### EXERCISE
Which lines mention "Tracker"? Show each one from the listing.

### STORED DATA
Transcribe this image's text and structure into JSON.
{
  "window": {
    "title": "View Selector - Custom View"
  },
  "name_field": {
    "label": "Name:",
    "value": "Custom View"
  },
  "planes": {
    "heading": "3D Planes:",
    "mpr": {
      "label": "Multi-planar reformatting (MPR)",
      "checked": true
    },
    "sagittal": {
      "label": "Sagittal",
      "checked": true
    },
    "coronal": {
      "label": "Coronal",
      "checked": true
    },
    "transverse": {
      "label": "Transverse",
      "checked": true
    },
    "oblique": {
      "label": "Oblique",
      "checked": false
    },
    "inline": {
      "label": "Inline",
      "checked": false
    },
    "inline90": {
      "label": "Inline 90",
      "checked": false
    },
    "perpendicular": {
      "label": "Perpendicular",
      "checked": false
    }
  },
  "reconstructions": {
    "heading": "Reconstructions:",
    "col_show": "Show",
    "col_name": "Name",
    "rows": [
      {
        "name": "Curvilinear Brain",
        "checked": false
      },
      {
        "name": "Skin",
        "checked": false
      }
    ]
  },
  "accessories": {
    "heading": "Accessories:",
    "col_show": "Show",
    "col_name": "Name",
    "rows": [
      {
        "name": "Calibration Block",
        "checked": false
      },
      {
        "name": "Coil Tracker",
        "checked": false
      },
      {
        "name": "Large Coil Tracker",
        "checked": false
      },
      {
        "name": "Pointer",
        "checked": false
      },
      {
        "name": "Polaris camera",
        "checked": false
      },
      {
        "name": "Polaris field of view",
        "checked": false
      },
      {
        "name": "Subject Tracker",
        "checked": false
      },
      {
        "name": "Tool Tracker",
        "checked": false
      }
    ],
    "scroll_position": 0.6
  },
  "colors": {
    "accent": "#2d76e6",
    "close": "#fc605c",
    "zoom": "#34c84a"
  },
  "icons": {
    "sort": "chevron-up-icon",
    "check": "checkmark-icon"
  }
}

### ANSWER TO THE EXERCISE
        "name": "Coil Tracker",
        "name": "Large Coil Tracker",
        "name": "Subject Tracker",
        "name": "Tool Tracker",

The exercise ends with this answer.